Everybody mambo! The first 20 minutes or so in this tale of musician brothers verge on sensational, a colourful swirl of hot-blooded carryings on, conga duels and snake-hipped scenes so hot they fairly blister the screen. Unfortunately after such a promising start, first-time director Arne Glimcher can't keep his grip, and the screenplay unravels into turgid fraternal melodrama as the American Dream slips through the protagonists' fingers. Nevertheless, there are some pulse-racing moments.

Assante - excellent in his showy role - and Spanish star Banderas in his English-language debut are the Castillo brothers, sexy, macho Cesar and brooding, sensitive Nestor, who arrive in New York from Havana in 1952 with snappy duds and a suitcase of songs. At the time mambo was "the" ethnic sensation, hipper than cha-cha, with Bird recording with Machito, Getz snapping up Cuban musicians, etc. And indeed the musical scenes are delicious, from Cesar vaulting on stage with Tito Puente to drive a nightclub crowd into a frenzy, to the boys wowing Cuban TV superstar Desi Arnaz (played by Desi Jr.) to win a coveted spot on the I Love Lucy show. Along the way Cesar makes a play for his brother's girl with a dance floor seduction scene that is the steamiest routine since Swayze danced dirty.

Cesar's hormonal overdrive provides some of the best bits, like his ogling overtures to Cathy Moriarty's nightclub cigarette girl: "If she cooks like she walks, brother, I am gonna lick her plate!" The duo's moment in the sun proves even shorter than The Committments', though, and after early, entertaining montages of the band auditions, the Bar Mitzvahs and dive bars, the romances and the slinking dancing, we fall into tired scenes of the band falling apart and the brothers falling out. If you like Latino rhythms the soundtrack is terrific stuff courtesy of such talents as Tito Puente, Celia Cruz and Los Lobos. Falls short, but good enough to inspire a spot of mambo mania.
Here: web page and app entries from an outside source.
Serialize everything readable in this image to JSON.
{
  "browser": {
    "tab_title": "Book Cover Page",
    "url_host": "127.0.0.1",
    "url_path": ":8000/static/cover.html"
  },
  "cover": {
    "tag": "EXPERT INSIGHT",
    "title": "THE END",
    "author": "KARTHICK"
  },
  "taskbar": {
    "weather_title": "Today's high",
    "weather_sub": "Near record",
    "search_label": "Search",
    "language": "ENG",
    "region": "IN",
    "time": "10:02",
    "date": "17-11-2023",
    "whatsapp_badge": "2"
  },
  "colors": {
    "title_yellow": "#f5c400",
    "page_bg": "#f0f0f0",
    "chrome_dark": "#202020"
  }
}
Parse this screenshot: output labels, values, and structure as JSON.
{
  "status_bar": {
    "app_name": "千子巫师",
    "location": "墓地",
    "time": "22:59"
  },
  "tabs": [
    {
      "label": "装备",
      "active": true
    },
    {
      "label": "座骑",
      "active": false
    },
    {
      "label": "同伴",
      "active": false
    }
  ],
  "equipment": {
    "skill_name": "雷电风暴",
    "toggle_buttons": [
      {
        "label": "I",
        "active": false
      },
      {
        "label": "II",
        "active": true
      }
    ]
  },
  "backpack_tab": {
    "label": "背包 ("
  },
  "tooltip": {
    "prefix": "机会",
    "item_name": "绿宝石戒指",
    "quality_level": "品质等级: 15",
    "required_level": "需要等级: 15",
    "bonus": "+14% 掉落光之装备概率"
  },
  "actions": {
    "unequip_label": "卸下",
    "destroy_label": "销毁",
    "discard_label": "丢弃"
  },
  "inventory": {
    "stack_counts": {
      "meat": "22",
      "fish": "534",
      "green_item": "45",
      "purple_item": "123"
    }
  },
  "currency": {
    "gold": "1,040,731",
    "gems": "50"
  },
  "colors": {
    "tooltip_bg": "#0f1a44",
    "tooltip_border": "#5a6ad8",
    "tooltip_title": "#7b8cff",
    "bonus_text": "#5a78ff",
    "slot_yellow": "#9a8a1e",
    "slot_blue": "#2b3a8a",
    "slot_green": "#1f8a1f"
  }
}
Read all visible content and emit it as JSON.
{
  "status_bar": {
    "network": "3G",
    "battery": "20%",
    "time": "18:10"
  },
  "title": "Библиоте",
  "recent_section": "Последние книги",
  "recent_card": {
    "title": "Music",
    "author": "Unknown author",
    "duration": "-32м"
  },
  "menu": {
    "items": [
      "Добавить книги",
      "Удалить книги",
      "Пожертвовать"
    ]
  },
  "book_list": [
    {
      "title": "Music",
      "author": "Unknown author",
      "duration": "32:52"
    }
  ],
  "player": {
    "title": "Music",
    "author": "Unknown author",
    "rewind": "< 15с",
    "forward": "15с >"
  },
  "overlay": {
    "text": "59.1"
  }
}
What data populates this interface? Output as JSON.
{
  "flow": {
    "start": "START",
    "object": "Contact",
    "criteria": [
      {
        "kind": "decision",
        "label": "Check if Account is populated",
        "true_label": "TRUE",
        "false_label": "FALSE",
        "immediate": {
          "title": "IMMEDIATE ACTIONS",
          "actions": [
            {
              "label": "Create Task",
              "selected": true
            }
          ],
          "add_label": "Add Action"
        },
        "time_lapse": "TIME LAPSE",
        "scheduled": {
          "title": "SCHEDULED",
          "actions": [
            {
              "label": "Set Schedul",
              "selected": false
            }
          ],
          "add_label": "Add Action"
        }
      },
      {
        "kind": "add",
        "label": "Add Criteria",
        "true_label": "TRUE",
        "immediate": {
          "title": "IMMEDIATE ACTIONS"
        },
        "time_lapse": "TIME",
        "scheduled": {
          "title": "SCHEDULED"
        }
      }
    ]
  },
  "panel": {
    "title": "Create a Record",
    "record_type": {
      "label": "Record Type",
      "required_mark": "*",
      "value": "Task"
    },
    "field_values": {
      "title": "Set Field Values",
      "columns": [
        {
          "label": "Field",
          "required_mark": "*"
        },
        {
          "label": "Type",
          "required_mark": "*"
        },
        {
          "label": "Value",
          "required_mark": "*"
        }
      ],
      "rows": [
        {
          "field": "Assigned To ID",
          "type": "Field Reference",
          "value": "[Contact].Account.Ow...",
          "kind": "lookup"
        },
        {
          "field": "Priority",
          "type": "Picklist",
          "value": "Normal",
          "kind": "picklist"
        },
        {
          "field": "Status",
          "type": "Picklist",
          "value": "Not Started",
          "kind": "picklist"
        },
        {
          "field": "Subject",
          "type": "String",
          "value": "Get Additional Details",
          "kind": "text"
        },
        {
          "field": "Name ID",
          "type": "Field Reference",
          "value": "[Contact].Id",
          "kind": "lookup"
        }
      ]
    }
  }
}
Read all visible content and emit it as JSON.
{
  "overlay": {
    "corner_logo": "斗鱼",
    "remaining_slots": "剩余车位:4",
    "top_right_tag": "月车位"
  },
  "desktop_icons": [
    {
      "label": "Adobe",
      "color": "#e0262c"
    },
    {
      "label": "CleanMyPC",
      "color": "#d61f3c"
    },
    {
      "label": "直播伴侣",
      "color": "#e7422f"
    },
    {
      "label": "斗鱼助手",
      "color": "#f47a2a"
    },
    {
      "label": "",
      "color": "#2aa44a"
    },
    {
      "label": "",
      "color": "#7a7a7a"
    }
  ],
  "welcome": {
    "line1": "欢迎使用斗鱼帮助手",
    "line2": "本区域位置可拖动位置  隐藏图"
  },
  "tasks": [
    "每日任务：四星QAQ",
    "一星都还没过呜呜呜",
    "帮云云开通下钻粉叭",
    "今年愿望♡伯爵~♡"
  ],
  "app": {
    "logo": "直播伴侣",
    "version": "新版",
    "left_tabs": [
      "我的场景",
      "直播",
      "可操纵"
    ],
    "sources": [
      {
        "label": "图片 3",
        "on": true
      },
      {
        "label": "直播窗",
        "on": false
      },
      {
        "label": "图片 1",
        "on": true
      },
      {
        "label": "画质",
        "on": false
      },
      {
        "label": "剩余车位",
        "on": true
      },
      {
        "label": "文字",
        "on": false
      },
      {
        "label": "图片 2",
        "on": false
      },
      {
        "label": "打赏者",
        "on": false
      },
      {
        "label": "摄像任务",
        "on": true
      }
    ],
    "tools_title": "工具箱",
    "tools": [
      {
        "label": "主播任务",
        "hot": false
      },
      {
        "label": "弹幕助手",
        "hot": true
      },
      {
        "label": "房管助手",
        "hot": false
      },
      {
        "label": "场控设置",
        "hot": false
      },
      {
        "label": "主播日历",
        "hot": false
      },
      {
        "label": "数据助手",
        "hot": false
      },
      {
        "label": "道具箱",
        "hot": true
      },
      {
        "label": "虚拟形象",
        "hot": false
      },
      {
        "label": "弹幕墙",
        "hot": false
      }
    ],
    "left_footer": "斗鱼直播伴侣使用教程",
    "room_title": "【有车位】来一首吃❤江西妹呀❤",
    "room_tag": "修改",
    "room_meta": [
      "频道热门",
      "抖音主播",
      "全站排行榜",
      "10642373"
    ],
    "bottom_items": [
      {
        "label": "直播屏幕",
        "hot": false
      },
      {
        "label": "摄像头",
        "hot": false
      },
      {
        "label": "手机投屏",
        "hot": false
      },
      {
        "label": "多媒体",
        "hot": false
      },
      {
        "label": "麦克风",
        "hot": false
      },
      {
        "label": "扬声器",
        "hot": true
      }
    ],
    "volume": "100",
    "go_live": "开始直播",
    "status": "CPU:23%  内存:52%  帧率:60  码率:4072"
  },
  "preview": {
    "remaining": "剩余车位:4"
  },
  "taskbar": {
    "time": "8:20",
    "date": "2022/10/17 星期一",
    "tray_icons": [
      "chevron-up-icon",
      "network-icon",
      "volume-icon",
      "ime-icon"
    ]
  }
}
Falls short, but good enough to inspire a spot of mambo mania.